The Federal Government is still confused about the re-opening of schools for academic exercise due to the Corona virus (COVID-19) pandemic. Last week, discordant tunes emerged from the Federal Ministry of Education. In one breath, the Minister of State for Education, Chukwuemeka Nwajiuba, said at a regular press briefing of the Presidential Task Force (PTF) on COVID-19 that academic activities will commence as from September 21st. Not long after he met with the Northern Traditional Leaders Committee (NTLC) on National Primary Health, he changed his tone, saying that all protocol must be put in place and assurances obtained before academic activities could commence.
The meeting with NTCL, according to the News Agency of Nigeria (NAN) was presided over by the Minister of Information and Culture, Alhajiu Lai Mohammed, on behalf of the Chairman of PTF and Secretary to the Government of the Federation, Mr. Boss Mustapha. The meeting was to seek the support of the traditional rulers towards preventing community spread of COVID-19.
Responding to a question from the Sultan of Sokoto, His Eminence, Sa’ad Abubakar III, on school resumption, Nwajiuba said the federal government is still evaluating the situation and has “not come to the point where we can say we are convinced that schools can manage themselves and reopen comfortably”.
He added: “Our teams have gone out and we will use the whole of this week and next week to do a proper evaluation. We are going round to see the level of compliance but most importantly, we are waiting to get an update on all the facilities in every part of Nigeria”.
The minister said “government strongly believed based on the opinion of experts that 15 per cent of transmission of the pandemic arise from school environment which is why they proposed the remodeling of classrooms. We believe the experts who said that the school system is a suspect place for transmission and that is why we are working with them, particularly on guidelines”.

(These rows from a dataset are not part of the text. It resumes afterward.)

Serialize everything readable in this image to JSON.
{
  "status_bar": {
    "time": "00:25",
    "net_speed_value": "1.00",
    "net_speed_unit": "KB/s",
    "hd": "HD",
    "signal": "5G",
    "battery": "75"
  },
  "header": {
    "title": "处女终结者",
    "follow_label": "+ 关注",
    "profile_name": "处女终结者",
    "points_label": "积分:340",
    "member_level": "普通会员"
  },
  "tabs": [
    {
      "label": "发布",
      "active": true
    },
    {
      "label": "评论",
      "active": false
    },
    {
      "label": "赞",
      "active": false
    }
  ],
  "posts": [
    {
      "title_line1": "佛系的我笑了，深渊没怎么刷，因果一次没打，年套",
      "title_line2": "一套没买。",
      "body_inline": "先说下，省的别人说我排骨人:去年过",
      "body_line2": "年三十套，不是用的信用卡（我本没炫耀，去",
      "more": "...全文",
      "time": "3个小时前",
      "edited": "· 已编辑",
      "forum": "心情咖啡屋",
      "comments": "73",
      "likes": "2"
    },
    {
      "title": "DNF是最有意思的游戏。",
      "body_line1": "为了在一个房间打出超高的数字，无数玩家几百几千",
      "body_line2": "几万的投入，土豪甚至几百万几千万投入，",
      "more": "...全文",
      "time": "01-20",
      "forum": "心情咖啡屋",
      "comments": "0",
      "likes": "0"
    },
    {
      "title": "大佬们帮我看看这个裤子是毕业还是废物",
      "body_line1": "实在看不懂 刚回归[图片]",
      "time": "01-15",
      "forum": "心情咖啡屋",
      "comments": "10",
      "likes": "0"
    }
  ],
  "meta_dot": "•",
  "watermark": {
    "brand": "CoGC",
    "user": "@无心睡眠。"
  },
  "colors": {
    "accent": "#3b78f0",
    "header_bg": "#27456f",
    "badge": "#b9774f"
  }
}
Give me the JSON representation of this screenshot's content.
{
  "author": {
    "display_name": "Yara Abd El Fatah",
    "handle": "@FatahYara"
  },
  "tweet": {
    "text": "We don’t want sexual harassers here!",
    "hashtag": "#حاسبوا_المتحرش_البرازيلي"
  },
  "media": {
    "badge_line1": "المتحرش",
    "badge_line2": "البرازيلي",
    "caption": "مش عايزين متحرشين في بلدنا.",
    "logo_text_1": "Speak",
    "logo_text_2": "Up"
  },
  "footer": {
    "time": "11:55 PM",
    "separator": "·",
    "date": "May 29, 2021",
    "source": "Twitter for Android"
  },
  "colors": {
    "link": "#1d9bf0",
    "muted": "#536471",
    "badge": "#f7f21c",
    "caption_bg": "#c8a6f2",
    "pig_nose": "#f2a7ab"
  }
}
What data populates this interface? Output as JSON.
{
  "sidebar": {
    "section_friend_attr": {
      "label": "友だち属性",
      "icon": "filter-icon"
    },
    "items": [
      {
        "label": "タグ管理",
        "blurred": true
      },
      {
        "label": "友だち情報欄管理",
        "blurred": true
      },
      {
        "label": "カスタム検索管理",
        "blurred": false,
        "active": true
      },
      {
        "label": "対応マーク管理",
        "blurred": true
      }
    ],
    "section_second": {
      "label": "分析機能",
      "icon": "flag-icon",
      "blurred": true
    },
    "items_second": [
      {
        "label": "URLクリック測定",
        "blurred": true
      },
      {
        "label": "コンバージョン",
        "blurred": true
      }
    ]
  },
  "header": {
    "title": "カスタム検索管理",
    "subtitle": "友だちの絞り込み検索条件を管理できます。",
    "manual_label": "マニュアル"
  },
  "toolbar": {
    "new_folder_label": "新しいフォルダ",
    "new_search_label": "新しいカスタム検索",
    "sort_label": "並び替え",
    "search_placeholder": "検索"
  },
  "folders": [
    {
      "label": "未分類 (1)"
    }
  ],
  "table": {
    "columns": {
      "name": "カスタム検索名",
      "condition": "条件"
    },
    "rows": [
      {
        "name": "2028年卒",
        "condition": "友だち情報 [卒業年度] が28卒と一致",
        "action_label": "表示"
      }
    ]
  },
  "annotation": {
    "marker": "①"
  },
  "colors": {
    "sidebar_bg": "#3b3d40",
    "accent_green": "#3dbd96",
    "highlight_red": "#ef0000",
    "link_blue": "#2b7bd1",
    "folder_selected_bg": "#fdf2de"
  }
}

The minister said they experimented with the West African School Certificate Examinations (WASCE)and the Joint Admission Matriculation Examination (JAME).
But, the minister got it wrong especially with the date of writing JAMB examinations. There was no serious issue around covid-19 in Nigeria when the current final year secondary school students took the JAMB examinations. As a matter of fact, JAMB results had been released several weeks before the commencement of covid-19 lockdown in the country. As for his findings during WAEC examinations, the ordinary folks do not believe him.
The AUTHORITY strongly believes that every effort should be made to ward-off covid-19 from Nigeria. Thank God Almighty that Nigeria was protected by providential hands from the dreaded virus, otherwise, the prediction of the UN and some other international donor agencies that corpses would soon be on every street in Africa would have been a reality, but man proposes, God disposes.
It is therefore a huge surprise that weeks after the Federal Government got the heath report alluded to by Minister Nwajiuba, it has done practically nothing to commence the remodeling he spoke about. This statement coming from same minister who few days before he made the U-turn, shows that something larger than the ordinary is lurking around somewhere.
There is no fact that Nigeria has earned nickname as one of the wonders of the world, but issue of covid-19 should not take us to that ignoble chat again. We managed to earn such non-salutary sobriquets during the COJA competition, where we hurriedly put together facilities less than 24 hours to the commencement of the championship, but issue of life and death such as covid-19 should not make us think in that direction again. Although we have ‘experts’ who do the impossible at the last minute, but issues to do with life and death, such as the refusal to let medical doctors and allied medics in the hospitals to understand the intricacies of the management of covid-19.
We therefore ask: Is there any special training regarding the management of covid-19 or other infectious diseases which doctors and para-medics who work in our hospitals did not received except those of them working at the Nigerian Center for Disease Control (NDCD)? If not, why make issues of covid-19 appear like a movie and out of the training capacity of other medical doctors and paramedic? This is an area that ought to be immediately looked at, especially as Minister Nwajiuba has expressed fears regarding schools resumption.
We all know that certain people had kicked against schools re-opening each time it is mooted. But such persons have not kicked against the reopening of markets, motor parks, worship places and several other business and private outfits. The AUTHORITY is wondering about the peculiarities regarding academic environment that Nwajiuba stated empatically that it is the incumabtion for 5 percent of covid-19 infections. Does it mean that immediately after schools unceremoniously vacated, covid-19 crept into such academic environment and built tent?
Without going into issues that are unnecessary, it is important to point out the education remains the most important national resource of any country. Any nation that neglects its education sector will surely pay the price of grooming ignorance. Even the level of insecurity faced in the country, has a correlation with educational level in such parts of the country.
We cannot afford to toy with the future of our nation. Of all the sectors, education certainly is the premium and should be accorded the number one priority. If the earlier-mentioned sectors should open for business, we do not see any reason why our education sector should remain in a comatose position even a week after this editorial. To do so is to suggest that we do not care about our future or consider the well-being of our youth as back-bench issue. This is certainly not the way to go. Education and everything related with it ought to occupy a prime position in our planning and budgetary allocation and releases. After all, an ignorant society is the worst society one can ever have.